§ **PROBLEM STATEMENT**: Output the data that follows exactly, line for line.

(Page and application data records)
^^^^
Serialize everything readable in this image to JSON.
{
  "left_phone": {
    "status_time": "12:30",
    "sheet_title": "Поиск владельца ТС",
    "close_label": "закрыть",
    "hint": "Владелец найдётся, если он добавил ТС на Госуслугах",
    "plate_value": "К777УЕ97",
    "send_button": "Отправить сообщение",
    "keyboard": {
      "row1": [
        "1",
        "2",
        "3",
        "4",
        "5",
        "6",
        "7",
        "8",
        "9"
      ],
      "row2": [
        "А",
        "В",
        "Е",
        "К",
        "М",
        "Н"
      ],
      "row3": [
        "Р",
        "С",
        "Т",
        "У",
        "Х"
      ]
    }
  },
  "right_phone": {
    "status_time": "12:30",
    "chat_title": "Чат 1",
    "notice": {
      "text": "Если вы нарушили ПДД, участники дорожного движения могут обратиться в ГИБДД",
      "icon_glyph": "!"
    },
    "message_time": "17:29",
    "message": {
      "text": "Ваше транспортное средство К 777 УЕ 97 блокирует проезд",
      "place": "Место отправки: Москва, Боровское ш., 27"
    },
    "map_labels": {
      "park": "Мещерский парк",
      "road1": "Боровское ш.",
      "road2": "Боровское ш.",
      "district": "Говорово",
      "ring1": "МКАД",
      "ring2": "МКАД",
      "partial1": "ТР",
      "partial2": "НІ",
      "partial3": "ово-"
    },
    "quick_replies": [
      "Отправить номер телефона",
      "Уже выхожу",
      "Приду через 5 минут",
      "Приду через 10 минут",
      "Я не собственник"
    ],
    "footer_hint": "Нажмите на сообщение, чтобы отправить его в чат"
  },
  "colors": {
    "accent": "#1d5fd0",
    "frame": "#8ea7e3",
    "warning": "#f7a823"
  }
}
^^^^
§ **RESPONSE TO THE EXERCISE**:
Serialize everything readable in this image to JSON.
{
  "left_phone": {
    "status_time": "12:30",
    "sheet_title": "Поиск владельца ТС",
    "close_label": "закрыть",
    "hint": "Владелец найдётся, если он добавил ТС на Госуслугах",
    "plate_value": "К777УЕ97",
    "send_button": "Отправить сообщение",
    "keyboard": {
      "row1": [
        "1",
        "2",
        "3",
        "4",
        "5",
        "6",
        "7",
        "8",
        "9"
      ],
      "row2": [
        "А",
        "В",
        "Е",
        "К",
        "М",
        "Н"
      ],
      "row3": [
        "Р",
        "С",
        "Т",
        "У",
        "Х"
      ]
    }
  },
  "right_phone": {
    "status_time": "12:30",
    "chat_title": "Чат 1",
    "notice": {
      "text": "Если вы нарушили ПДД, участники дорожного движения могут обратиться в ГИБДД",
      "icon_glyph": "!"
    },
    "message_time": "17:29",
    "message": {
      "text": "Ваше транспортное средство К 777 УЕ 97 блокирует проезд",
      "place": "Место отправки: Москва, Боровское ш., 27"
    },
    "map_labels": {
      "park": "Мещерский парк",
      "road1": "Боровское ш.",
      "road2": "Боровское ш.",
      "district": "Говорово",
      "ring1": "МКАД",
      "ring2": "МКАД",
      "partial1": "ТР",
      "partial2": "НІ",
      "partial3": "ово-"
    },
    "quick_replies": [
      "Отправить номер телефона",
      "Уже выхожу",
      "Приду через 5 минут",
      "Приду через 10 минут",
      "Я не собственник"
    ],
    "footer_hint": "Нажмите на сообщение, чтобы отправить его в чат"
  },
  "colors": {
    "accent": "#1d5fd0",
    "frame": "#8ea7e3",
    "warning": "#f7a823"
  }
}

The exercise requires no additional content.